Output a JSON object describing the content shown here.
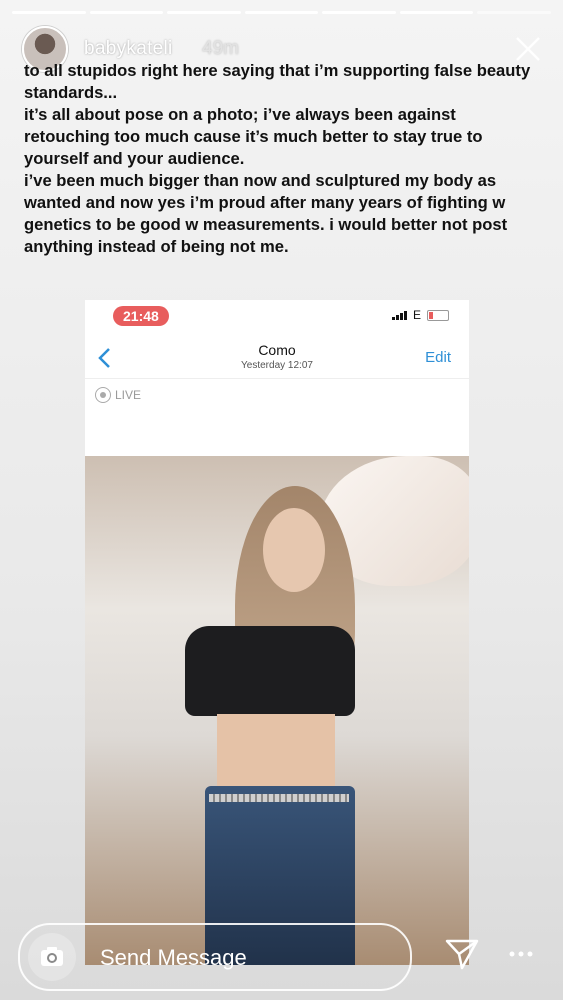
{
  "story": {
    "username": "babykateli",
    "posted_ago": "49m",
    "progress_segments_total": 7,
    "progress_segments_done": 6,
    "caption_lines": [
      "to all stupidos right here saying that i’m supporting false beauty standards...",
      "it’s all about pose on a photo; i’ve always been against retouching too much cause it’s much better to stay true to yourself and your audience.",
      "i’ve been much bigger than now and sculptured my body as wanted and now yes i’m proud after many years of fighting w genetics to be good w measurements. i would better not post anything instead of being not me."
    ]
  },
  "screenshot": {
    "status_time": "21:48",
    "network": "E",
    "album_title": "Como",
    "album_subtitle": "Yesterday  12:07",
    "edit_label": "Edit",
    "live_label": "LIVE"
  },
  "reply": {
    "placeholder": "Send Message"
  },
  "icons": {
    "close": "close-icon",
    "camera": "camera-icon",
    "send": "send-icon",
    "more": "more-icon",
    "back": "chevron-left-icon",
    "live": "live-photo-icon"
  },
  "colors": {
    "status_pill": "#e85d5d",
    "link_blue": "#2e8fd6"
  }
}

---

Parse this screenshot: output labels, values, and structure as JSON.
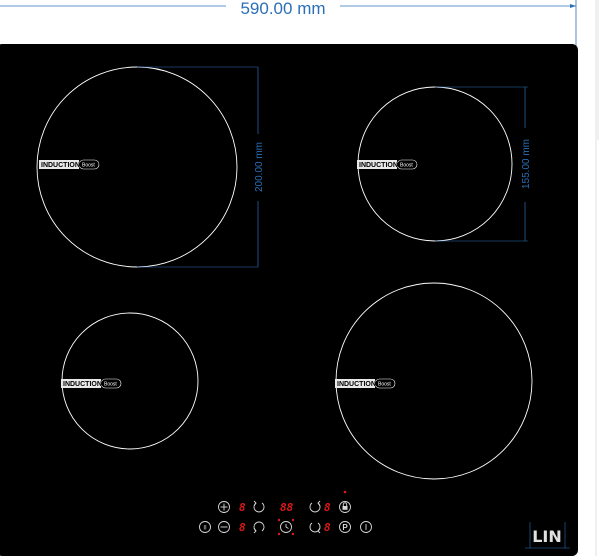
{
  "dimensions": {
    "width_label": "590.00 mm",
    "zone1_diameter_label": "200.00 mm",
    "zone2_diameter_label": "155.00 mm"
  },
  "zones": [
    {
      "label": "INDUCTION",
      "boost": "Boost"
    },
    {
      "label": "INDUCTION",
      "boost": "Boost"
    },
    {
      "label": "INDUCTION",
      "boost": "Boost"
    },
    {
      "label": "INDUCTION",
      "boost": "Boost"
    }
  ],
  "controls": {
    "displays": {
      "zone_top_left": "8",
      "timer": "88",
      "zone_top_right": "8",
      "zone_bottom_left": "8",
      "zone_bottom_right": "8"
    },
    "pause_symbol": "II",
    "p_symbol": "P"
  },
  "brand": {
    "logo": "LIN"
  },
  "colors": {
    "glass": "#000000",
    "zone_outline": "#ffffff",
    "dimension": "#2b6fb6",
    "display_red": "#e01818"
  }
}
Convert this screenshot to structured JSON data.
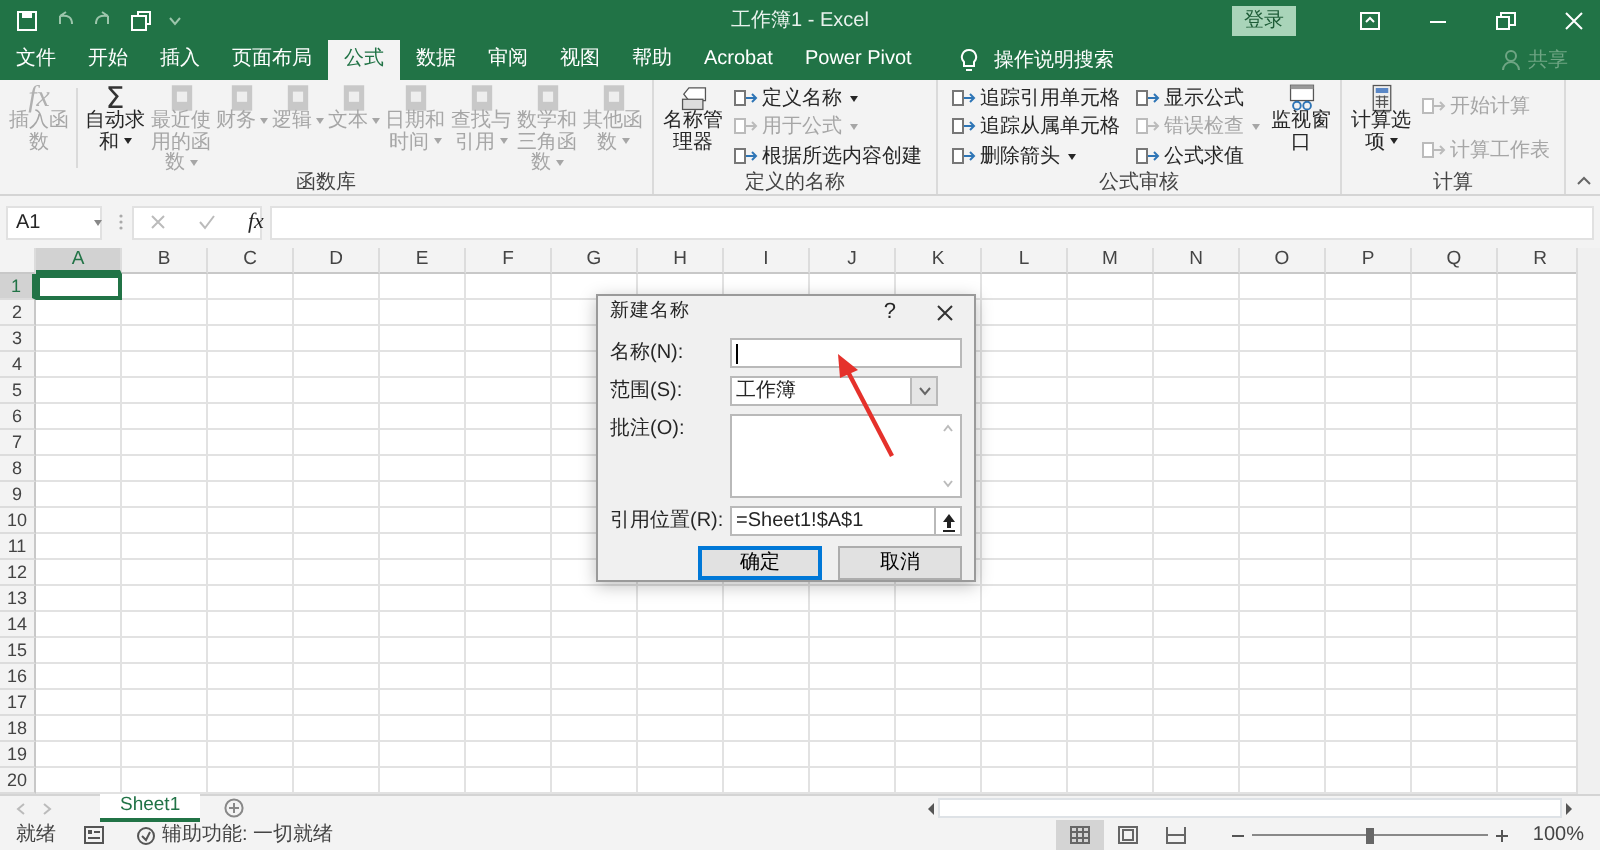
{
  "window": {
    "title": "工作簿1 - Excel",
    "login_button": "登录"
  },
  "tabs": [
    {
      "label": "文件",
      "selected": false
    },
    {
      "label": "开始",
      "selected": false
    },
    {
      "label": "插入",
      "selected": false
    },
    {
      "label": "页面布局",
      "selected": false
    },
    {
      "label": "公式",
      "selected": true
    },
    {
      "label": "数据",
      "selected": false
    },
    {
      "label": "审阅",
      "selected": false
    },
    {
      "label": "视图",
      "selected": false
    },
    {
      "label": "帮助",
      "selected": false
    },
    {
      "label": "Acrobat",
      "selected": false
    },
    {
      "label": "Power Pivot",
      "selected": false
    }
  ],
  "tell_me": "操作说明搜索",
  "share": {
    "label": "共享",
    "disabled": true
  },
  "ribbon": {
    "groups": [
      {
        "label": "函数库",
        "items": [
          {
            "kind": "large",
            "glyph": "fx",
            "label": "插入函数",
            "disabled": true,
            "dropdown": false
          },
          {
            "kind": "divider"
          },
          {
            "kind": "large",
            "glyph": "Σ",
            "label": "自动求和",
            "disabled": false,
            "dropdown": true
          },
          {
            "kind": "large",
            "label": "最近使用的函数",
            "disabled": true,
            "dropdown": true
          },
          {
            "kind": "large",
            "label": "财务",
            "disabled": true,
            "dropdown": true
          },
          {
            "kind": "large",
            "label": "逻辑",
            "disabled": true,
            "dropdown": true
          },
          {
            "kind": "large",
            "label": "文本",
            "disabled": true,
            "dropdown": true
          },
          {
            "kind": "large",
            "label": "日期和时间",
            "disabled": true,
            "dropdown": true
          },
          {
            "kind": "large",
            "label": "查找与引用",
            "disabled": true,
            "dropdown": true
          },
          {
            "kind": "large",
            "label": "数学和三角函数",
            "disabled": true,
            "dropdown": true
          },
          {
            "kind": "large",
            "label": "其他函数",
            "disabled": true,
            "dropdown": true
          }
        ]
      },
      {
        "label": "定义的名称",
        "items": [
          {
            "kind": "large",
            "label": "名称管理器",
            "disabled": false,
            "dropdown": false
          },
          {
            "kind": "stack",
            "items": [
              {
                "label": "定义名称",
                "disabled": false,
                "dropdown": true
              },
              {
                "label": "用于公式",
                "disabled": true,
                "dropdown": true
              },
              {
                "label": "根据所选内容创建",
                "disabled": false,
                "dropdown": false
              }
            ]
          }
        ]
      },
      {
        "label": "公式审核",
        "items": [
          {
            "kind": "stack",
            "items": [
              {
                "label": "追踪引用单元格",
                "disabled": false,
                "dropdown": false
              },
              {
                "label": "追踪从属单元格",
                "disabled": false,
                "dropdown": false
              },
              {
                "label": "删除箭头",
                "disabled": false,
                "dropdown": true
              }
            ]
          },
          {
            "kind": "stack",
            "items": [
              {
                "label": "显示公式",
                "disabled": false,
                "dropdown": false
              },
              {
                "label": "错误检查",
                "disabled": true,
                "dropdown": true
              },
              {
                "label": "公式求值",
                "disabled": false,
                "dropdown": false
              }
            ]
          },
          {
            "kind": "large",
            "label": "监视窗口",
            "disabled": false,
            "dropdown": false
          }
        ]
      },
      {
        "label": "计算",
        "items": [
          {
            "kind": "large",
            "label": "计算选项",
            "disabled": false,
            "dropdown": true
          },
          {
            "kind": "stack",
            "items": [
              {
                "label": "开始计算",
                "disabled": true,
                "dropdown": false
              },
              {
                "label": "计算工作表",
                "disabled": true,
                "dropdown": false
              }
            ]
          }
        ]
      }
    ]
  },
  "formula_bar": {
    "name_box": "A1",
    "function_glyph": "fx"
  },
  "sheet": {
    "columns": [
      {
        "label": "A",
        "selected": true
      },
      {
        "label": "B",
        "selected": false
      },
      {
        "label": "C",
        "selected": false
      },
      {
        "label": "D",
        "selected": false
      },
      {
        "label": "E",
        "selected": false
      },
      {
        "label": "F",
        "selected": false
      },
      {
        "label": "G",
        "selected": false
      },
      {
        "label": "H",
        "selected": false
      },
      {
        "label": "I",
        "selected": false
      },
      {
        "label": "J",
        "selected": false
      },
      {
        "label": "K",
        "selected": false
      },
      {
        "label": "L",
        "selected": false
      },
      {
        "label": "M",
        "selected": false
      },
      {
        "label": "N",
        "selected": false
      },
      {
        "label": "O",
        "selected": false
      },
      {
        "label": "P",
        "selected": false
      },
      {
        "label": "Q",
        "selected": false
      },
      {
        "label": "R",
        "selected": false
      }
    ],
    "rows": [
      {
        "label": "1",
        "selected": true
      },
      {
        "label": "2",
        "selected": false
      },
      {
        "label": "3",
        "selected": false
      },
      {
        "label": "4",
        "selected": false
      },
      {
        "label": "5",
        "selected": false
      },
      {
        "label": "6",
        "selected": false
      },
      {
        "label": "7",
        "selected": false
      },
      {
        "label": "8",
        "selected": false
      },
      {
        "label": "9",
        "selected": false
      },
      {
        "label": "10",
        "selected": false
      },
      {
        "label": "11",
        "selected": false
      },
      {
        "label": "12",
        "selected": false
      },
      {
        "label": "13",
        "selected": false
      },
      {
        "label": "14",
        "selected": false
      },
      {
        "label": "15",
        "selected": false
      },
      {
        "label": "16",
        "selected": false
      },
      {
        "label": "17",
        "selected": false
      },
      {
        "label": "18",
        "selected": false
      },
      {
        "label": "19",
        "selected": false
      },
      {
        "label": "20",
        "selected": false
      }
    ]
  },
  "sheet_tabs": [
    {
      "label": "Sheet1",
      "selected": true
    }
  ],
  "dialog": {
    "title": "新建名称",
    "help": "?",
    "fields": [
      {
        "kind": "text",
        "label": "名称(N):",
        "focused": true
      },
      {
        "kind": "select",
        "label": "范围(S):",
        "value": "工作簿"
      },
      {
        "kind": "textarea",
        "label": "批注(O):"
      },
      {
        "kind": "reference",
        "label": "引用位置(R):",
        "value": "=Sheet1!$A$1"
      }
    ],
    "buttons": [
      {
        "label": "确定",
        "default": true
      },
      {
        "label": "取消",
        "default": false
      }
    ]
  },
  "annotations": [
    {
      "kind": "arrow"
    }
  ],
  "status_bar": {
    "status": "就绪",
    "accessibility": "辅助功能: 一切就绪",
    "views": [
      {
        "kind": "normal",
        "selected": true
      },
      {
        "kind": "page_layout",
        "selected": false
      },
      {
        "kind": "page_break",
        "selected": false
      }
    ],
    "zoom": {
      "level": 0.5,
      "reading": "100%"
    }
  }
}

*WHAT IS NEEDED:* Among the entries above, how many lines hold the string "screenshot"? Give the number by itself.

*ANSWER SPACE:* 3